Should exercise supplement medicine for older people with multiple sclerosis?
A new study at Aarhus University aims to clarify whether intense strength training protects the nerve and muscle system of older multiple sclerosis patients and thereby delay disease progression. The research is supported by TrygFonden.
Can hours spent sweating in the gym suppress symptoms or even arrest the progression of the disease in older people with multiple sclerosis? A new research study from Aarhus University will help to find out.
The study builds on a previous study from 2018 which showed that when used as a supplement to traditional medical treatment, systematic and intense strength training suppresses symptoms and disease progression by protecting the nervous system of sclerosis patients. This time the focal point is the older part of these patients, and as the head of the new study Ulrik Dalgas – who is a sports science researcher at the Department of Public Health at Aarhus University – explains, there is a good reason for this.
“One third of all people suffering from multiple sclerosis are sixty years or above, and yet we know very little about how the disease develops in the elderly. Nonetheless, the level of research interest in this particular group has been very limited," says Ulrik Dalgas, who is being assisted by Post doc Lars Hvid from the Section for Sport Science in the project.
Two years ago, the research group documented that the brain of people with multiple sclerosis appear to shrink less if they do regular and targeted strength training. Furthermore, the study showed that smaller areas in the brains of the patients who trained actually grew. The results are so encouraging that Ulrik Dalgas has positive expectations for the new research project.
“In this study our focus is on the older people’s speed of movement, because the ability to create muscle power quickly is vital for maintaining balance or even simply being active in day-to-day life. It’s precisely this movement velocity that people with multiple sclerosis lose faster than others,” he says.
It is hoped the study will also document that the training gives a healthier brain that benefits cognitive functions.
“If intense strength training can optimise the brains of older people with multiple sclerosis, then it’s not just about quality of life for the individual person and their relatives.

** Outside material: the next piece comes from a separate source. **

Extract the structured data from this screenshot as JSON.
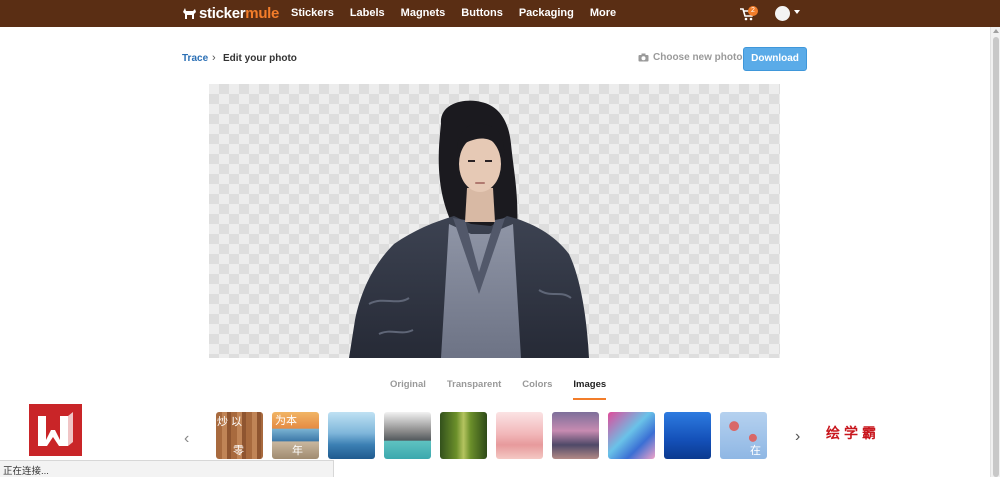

This is also knowledge that has potential health-economic implications."
About the study
- TrygFonden supports the project with DKK 986,379. In addition, Aarhus University is also providing DKK 550,000 and the Danish Multiple Sclerosis Society DKK 150,000.
- Sixty participants with multiple sclerosis are randomised into two groups who either undergo 24 weeks of strength training or serve as control. Participants have their physical, cognitive and nerve-muscle functions tested and are given a brain scan. In addition, the results from multiple sclerosis patients are compared with similar results from healthy people.
- The results of the study are expected in mid-2020.
Postdoc Lars Hvid
Aarhus University, Department of Public Health – Section for Sport Science
Mobile: (+45) 9350 8717